### [MATERIAL FOR THIS TASK]
- - -

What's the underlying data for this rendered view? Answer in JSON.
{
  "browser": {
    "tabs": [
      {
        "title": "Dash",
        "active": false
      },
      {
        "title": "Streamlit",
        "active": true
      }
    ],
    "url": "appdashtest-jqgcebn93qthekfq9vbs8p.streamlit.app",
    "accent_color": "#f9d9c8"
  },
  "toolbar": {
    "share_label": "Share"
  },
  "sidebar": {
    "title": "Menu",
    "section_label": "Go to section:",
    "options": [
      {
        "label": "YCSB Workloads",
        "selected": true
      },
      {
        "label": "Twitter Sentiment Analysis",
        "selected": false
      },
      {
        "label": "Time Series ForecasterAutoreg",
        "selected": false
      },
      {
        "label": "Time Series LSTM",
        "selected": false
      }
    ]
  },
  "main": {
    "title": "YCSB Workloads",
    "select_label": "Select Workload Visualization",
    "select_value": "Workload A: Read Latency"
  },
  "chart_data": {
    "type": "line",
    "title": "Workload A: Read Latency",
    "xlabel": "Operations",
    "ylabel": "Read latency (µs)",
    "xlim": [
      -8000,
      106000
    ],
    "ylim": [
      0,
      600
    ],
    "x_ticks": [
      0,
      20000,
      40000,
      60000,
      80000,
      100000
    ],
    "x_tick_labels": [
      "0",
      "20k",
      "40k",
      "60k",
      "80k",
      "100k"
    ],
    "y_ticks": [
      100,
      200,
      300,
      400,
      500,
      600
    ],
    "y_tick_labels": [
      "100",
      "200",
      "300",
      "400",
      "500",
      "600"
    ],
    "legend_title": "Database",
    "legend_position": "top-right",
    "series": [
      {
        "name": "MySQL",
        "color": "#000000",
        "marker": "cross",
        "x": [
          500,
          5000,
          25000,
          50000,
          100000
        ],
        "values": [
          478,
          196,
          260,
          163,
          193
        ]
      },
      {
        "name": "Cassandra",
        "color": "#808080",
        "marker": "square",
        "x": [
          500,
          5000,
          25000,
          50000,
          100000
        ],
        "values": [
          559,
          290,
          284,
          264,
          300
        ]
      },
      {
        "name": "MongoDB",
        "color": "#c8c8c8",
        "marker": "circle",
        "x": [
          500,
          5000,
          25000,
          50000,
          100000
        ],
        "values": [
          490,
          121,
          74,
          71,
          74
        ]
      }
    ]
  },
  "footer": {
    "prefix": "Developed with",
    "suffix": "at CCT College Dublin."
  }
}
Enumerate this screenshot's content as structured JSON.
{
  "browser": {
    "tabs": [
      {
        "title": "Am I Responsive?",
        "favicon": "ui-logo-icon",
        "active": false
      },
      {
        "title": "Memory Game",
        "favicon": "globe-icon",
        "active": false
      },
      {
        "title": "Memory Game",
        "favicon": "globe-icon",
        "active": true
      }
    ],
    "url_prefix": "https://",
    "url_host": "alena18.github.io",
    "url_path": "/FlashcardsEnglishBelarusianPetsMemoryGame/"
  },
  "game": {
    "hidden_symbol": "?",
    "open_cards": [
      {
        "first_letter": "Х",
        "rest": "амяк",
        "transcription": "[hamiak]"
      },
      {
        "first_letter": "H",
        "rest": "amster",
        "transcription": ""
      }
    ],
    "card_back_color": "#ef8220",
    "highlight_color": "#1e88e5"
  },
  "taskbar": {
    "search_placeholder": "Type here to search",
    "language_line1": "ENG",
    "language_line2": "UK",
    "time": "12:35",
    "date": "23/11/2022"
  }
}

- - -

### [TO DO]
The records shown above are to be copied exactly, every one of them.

### [RESPONSE AREA]
What's the underlying data for this rendered view? Answer in JSON.
{
  "browser": {
    "tabs": [
      {
        "title": "Dash",
        "active": false
      },
      {
        "title": "Streamlit",
        "active": true
      }
    ],
    "url": "appdashtest-jqgcebn93qthekfq9vbs8p.streamlit.app",
    "accent_color": "#f9d9c8"
  },
  "toolbar": {
    "share_label": "Share"
  },
  "sidebar": {
    "title": "Menu",
    "section_label": "Go to section:",
    "options": [
      {
        "label": "YCSB Workloads",
        "selected": true
      },
      {
        "label": "Twitter Sentiment Analysis",
        "selected": false
      },
      {
        "label": "Time Series ForecasterAutoreg",
        "selected": false
      },
      {
        "label": "Time Series LSTM",
        "selected": false
      }
    ]
  },
  "main": {
    "title": "YCSB Workloads",
    "select_label": "Select Workload Visualization",
    "select_value": "Workload A: Read Latency"
  },
  "chart_data": {
    "type": "line",
    "title": "Workload A: Read Latency",
    "xlabel": "Operations",
    "ylabel": "Read latency (µs)",
    "xlim": [
      -8000,
      106000
    ],
    "ylim": [
      0,
      600
    ],
    "x_ticks": [
      0,
      20000,
      40000,
      60000,
      80000,
      100000
    ],
    "x_tick_labels": [
      "0",
      "20k",
      "40k",
      "60k",
      "80k",
      "100k"
    ],
    "y_ticks": [
      100,
      200,
      300,
      400,
      500,
      600
    ],
    "y_tick_labels": [
      "100",
      "200",
      "300",
      "400",
      "500",
      "600"
    ],
    "legend_title": "Database",
    "legend_position": "top-right",
    "series": [
      {
        "name": "MySQL",
        "color": "#000000",
        "marker": "cross",
        "x": [
          500,
          5000,
          25000,
          50000,
          100000
        ],
        "values": [
          478,
          196,
          260,
          163,
          193
        ]
      },
      {
        "name": "Cassandra",
        "color": "#808080",
        "marker": "square",
        "x": [
          500,
          5000,
          25000,
          50000,
          100000
        ],
        "values": [
          559,
          290,
          284,
          264,
          300
        ]
      },
      {
        "name": "MongoDB",
        "color": "#c8c8c8",
        "marker": "circle",
        "x": [
          500,
          5000,
          25000,
          50000,
          100000
        ],
        "values": [
          490,
          121,
          74,
          71,
          74
        ]
      }
    ]
  },
  "footer": {
    "prefix": "Developed with",
    "suffix": "at CCT College Dublin."
  }
}
Enumerate this screenshot's content as structured JSON.
{
  "browser": {
    "tabs": [
      {
        "title": "Am I Responsive?",
        "favicon": "ui-logo-icon",
        "active": false
      },
      {
        "title": "Memory Game",
        "favicon": "globe-icon",
        "active": false
      },
      {
        "title": "Memory Game",
        "favicon": "globe-icon",
        "active": true
      }
    ],
    "url_prefix": "https://",
    "url_host": "alena18.github.io",
    "url_path": "/FlashcardsEnglishBelarusianPetsMemoryGame/"
  },
  "game": {
    "hidden_symbol": "?",
    "open_cards": [
      {
        "first_letter": "Х",
        "rest": "амяк",
        "transcription": "[hamiak]"
      },
      {
        "first_letter": "H",
        "rest": "amster",
        "transcription": ""
      }
    ],
    "card_back_color": "#ef8220",
    "highlight_color": "#1e88e5"
  },
  "taskbar": {
    "search_placeholder": "Type here to search",
    "language_line1": "ENG",
    "language_line2": "UK",
    "time": "12:35",
    "date": "23/11/2022"
  }
}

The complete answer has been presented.